(For the curious: We do have home-owners insurance. It’s included in our mortgage, but I’m super lazy, and I don’t break that number out here in the insurance section.)
Other spending in April was $619. This “Other” expense category is a ‘catch-all’ for all the expenses that don’t fit anywhere else in the monthly report.
“Other” expenses consisted of the following:
- Swimming lessons for the boys ($200).
- A birthday present for my nephew ($29).
- Power thatcher rental from Home Depot ($60).
- Tax software expenses ($121).
- Electric pressure washer from Costco ($209).
Cumulative Expenses For 2021
For the year 2021 so far, the Tako family has spent $14,674. That’s an average spend of $3,668 per month.
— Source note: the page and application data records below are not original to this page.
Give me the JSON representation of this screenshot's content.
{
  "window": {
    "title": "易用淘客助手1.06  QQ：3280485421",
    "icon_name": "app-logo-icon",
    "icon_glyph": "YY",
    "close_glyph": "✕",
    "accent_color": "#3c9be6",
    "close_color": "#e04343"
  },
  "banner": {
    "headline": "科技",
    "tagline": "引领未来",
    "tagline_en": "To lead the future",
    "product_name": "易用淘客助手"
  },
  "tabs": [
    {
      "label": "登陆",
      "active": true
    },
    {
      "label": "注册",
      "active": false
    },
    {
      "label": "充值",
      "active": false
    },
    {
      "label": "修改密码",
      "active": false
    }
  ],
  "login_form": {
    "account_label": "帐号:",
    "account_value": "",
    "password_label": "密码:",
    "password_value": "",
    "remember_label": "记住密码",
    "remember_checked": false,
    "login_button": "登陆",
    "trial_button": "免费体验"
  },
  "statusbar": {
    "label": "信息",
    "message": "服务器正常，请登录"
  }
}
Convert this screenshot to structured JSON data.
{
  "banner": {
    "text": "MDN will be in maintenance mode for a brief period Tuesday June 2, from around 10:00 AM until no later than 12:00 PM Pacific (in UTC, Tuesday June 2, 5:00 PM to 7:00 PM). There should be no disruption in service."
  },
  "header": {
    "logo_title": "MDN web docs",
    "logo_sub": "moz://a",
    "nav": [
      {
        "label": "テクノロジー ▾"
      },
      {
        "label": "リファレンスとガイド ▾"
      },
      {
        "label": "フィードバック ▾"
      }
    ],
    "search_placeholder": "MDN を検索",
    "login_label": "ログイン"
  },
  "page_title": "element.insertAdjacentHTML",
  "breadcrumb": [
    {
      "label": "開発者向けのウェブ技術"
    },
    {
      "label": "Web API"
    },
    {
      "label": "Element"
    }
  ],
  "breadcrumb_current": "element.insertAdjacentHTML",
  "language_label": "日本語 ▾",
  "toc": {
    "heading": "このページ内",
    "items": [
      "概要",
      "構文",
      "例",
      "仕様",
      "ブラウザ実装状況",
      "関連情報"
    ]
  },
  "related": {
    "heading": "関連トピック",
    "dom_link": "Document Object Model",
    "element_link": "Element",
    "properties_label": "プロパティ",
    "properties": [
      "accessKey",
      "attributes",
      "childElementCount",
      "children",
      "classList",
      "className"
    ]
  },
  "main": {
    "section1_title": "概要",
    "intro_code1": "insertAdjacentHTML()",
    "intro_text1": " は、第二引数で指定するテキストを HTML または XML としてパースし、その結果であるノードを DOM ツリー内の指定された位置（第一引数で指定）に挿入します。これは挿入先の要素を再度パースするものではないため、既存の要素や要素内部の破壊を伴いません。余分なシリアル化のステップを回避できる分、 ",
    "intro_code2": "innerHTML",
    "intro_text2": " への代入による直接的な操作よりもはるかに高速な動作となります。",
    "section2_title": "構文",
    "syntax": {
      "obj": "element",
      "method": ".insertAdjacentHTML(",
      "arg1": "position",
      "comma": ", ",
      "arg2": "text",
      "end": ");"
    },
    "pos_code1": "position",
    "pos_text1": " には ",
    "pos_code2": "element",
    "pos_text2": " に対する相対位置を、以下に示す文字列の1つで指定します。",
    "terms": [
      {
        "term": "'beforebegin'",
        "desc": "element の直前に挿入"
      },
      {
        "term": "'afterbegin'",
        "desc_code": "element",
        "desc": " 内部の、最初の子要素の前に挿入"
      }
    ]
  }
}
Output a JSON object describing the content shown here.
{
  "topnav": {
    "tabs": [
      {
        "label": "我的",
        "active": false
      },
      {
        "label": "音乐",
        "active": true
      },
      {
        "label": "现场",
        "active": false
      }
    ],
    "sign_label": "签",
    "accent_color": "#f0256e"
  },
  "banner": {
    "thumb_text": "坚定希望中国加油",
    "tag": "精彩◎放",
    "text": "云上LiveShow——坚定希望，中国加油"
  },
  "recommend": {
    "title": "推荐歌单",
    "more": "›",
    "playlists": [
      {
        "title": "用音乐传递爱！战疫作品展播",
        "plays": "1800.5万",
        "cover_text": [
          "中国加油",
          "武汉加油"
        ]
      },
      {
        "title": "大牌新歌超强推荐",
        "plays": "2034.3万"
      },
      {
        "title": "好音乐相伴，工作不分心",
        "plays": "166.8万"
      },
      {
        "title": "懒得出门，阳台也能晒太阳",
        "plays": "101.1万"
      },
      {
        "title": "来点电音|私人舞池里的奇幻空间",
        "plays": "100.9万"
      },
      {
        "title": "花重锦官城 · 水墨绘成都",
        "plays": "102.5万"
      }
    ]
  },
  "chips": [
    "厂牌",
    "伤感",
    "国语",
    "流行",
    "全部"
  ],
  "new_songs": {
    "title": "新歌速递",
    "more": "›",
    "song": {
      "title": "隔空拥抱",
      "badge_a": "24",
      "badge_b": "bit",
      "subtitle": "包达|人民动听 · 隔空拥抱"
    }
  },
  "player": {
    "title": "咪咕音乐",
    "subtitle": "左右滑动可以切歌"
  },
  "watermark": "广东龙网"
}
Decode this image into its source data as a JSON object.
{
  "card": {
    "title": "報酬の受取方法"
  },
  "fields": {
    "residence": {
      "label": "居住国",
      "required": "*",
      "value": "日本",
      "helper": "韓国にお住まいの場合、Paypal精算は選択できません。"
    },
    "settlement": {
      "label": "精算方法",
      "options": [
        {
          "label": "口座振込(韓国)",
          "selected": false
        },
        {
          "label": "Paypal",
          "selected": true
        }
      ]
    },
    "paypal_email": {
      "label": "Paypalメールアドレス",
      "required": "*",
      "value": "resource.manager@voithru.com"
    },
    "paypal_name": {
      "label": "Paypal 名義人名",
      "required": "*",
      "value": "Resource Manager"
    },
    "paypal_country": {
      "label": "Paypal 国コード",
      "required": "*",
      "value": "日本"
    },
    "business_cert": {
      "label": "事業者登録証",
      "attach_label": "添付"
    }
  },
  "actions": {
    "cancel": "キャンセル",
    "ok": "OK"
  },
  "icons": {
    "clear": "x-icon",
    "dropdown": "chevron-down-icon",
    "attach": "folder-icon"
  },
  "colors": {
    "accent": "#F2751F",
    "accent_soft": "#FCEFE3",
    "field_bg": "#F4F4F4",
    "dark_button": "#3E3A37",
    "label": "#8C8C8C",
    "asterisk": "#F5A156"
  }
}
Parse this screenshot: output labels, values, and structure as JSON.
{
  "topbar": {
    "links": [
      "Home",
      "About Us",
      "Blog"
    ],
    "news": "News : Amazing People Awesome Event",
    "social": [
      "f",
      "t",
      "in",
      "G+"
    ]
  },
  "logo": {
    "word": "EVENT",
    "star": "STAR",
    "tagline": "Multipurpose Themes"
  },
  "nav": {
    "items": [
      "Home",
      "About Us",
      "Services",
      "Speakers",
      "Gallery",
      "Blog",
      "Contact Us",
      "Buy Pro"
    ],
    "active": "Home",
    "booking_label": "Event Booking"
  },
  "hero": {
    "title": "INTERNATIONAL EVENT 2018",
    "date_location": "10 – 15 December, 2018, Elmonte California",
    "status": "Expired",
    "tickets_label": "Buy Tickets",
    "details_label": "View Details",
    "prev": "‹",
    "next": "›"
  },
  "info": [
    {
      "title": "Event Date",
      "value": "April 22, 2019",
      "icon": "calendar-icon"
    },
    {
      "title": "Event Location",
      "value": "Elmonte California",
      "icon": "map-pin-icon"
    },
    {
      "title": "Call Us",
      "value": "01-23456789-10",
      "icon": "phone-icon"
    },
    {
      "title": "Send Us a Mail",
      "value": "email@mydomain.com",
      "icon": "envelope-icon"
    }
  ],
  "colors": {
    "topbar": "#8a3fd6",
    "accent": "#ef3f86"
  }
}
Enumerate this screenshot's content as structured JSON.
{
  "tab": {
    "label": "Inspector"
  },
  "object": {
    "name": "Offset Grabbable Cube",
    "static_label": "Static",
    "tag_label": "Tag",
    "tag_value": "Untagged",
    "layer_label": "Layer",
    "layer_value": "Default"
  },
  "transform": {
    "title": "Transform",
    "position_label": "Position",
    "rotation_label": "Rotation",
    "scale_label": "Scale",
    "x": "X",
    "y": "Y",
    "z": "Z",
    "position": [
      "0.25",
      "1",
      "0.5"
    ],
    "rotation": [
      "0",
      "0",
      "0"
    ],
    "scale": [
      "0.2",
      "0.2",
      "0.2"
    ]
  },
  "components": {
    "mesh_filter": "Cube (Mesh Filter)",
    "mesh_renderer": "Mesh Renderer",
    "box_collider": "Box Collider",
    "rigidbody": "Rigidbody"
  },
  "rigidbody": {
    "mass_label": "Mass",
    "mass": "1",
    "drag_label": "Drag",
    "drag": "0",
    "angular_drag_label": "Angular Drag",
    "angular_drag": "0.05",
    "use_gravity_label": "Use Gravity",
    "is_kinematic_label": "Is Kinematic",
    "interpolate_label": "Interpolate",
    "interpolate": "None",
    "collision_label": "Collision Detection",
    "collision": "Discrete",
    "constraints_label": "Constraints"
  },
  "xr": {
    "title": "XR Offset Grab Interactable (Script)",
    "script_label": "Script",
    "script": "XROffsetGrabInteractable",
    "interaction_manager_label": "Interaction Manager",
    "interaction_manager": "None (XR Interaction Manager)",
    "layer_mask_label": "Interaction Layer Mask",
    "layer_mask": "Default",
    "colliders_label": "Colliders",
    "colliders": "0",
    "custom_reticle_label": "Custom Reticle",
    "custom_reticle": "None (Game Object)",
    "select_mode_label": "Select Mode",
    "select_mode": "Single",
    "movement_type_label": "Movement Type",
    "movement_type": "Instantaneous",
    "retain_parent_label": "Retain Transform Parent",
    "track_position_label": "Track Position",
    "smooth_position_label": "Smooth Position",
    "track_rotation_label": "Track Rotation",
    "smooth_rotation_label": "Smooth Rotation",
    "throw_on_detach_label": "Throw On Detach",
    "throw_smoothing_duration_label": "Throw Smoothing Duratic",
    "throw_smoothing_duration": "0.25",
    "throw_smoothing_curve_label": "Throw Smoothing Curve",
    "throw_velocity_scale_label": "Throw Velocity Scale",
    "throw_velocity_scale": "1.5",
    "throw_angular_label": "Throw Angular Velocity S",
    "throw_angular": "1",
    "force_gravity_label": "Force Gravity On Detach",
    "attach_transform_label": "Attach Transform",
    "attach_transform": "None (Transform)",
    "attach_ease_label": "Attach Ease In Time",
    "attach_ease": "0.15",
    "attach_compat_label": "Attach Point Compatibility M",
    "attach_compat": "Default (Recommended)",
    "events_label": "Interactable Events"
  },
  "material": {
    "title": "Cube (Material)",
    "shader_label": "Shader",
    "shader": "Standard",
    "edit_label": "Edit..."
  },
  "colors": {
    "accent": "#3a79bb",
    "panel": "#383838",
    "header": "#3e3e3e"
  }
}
We’re only four months into 2021, but already it appears our spending is up compared to our average monthly spend of $3,497 in 2020.
Is this inflation staring us in the face?
It looks that way to me, but I’m not freaking out about inflation. I can already tell that food prices are up slightly, as well as a few a few other categories of goods.
Thankfully, inflation is unlikely to “break our budget” if prices continue to rise at this moderate pace. We have plenty of buffer room to combat rising prices — With expected dividends of $62,000 for the year. So long as our monthly average spending is less than $5,167/month we should underspend our dividend income for the year.
Of course, any income that isn’t spent on household expenses will be reinvested and compounded further.
April 2021 Investing Update
On the investing front, April was relatively quiet. The ‘put’ options I wrote in previous months expired un-executed, which meant I pocketed a little bit of cash income ($1,496). Yes, that’s not a lot, but I still consider my option-writing an experiment. It’s a learning experience for me. Even though I’ve been successful writing options, I consider this success mostly luck.
Stocks seem extremely expensive right now. Too expensive for me to buy. For example, Copart (Symbol: CPRT) is a great business that I’d love to own a few shares of, but at 42 times earnings (and a slow grower), it’s too rich for my blood!
Despite the expensive stock market, I don’t just want to sit on cash. Inflation is already starting to eat away at my cash, and we’ll likely see higher levels of inflation this year than we’ve seen in recent decades. Holding a ton of cash is not a great idea.
With that in mind, I keep hunting for good companies at reasonable prices. Lately I’ve been looking at home-builders as a potential investment idea, but haven’t committed any capital yet.
What’s your opinion on the home-building business? Good? Bad? Are there any that stand out? I’d love to hear your thoughts in the comments below!
[Image Credit: Flickr]